After an FIA led investigation at the Benetton factory it was found that the team, led then by Flavio Briatore, was found to have been using an illegal fuel valve without a fuel filter that allowed fuel into the car 12.5% faster than a legal fuel valve. Which translated to a chunk of time on track.

Ironically fuel stops had been re-introduced that year to spice up the show as dwindling TV figures were a concern to the powers that be. They banned it again in 2010.

2015 NASCAR Xfinity Series fuel stop

Don’t get me wrong refueling adds an extra element of danger to proceedings, but relatively acceptable considering the nature of the sport. And think of the strategy options that refueling will add to the race weekend.

No more fully fuel laden cars circultaing half a dozen seconds off their qualifying pace in the early stages of a race – instead a myriad of endless and intriguing possibilities for drivers and engineers to try outsmart their rivals. It would rock big time in my book.

Perhaps the only justifiable excuse is the expense of it all, namely the rigs and related equipment. But then is it really such a big expense for teams relative to the entire budget of a race weekend? Or a season for that matter.
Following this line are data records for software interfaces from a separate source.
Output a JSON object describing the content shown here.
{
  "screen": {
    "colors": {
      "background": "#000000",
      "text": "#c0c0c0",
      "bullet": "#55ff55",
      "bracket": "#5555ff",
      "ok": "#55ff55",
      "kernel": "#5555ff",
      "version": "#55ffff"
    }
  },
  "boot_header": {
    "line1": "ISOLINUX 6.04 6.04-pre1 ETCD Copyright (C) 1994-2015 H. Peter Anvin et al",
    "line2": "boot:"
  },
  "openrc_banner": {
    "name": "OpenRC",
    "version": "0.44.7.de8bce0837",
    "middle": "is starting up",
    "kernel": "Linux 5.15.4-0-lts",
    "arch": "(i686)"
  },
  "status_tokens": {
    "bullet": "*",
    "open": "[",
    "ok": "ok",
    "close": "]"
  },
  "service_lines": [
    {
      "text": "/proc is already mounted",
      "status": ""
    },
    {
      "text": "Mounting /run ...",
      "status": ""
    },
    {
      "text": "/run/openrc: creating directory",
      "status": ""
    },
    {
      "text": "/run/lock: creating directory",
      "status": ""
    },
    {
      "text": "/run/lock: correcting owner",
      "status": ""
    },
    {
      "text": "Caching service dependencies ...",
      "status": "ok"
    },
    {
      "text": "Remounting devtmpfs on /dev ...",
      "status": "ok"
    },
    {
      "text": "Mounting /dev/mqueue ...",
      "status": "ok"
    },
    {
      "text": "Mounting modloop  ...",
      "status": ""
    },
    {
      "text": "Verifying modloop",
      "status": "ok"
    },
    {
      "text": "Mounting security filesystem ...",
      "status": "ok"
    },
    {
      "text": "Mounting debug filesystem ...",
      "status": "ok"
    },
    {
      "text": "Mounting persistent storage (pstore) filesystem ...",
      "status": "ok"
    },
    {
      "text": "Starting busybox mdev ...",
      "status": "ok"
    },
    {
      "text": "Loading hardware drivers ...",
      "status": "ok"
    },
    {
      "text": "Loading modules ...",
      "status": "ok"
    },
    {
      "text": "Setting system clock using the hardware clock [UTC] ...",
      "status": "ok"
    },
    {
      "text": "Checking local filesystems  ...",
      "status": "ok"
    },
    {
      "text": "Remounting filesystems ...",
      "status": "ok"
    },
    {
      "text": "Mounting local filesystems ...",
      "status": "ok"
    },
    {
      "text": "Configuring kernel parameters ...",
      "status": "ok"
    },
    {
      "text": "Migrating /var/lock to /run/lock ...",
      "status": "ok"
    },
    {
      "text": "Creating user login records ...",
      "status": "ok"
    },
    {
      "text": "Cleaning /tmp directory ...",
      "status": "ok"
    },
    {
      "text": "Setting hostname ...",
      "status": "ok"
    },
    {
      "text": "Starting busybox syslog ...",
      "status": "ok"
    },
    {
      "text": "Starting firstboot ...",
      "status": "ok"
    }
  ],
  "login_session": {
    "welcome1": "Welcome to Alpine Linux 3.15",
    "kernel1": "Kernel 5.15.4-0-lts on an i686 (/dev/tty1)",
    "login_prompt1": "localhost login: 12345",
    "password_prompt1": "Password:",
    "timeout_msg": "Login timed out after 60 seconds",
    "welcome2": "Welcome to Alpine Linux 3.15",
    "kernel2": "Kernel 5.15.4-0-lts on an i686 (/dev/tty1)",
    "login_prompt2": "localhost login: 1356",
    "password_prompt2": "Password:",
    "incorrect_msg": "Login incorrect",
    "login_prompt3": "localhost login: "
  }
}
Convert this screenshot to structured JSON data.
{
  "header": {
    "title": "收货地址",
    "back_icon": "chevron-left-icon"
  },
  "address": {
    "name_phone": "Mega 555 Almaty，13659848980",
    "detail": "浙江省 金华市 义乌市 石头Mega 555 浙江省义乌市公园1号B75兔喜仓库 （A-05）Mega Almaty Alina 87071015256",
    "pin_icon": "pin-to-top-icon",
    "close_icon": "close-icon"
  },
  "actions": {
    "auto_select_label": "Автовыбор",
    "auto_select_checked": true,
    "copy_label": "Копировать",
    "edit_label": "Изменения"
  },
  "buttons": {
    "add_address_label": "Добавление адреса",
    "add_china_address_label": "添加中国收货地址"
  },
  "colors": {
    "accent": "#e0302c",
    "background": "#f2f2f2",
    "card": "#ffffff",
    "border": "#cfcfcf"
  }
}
I don’t buy the cost excuse, but then I am not forking out for over-priced canapes, clothing freebies, rent-a-celeb fees, entertaining shady fake investors and all those grand prix weekend essentials expenses – so what do I know?

ferrari-pitstop-f1 fuel

Also cause for thought is the fact that Mercedes boss Toto Wolff is chief lobbyist for refueling not to return. Now his team ain’t cash strapped is it? So why would he be so vehment in his crusade to have the idea shelved? Could it be he fears his Keystone Cops-like crew will blunder too often? Makes me wonder…

In closing I share some maths (at which I suck) for you to consider:

  • Hamilton’s winning time in Canada was 1 hour and 31 minutes which is an average time of 1:30 per lap. Notably for the first 52 laps he did not dip below 1:18 having started with 100kg fuel and his single pitstop time was 23.708 (pit-in to pit-out).
  • In a refueling scenario, with three stops with him starting with 25kg fuel, Hamilton would be good for lap times in the 1:15 zone, add to that the three stops of a highly conservative 30 seconds (giving extra time for refuel at say 12 KGs per second) would have resulted in a race time of around 1 hour and 30 minutes at an average time of 1:28 per lap. I rest my case.

I am sure cleverer guys will disprove my primitive calculations, but at least the whole exercise is food for thought and interesting even if you, like me, are not into maths.

But throw into that some teams opting for two stops, others one stopping and others even pushing the envelope with four stops. This opens up an intriguing element to every race weekend which is not fake and contrived.

So bring on Formula 1 refueling irrespective of what Toto and his gang of supporters have to say.

Inside Line by Paul Velasco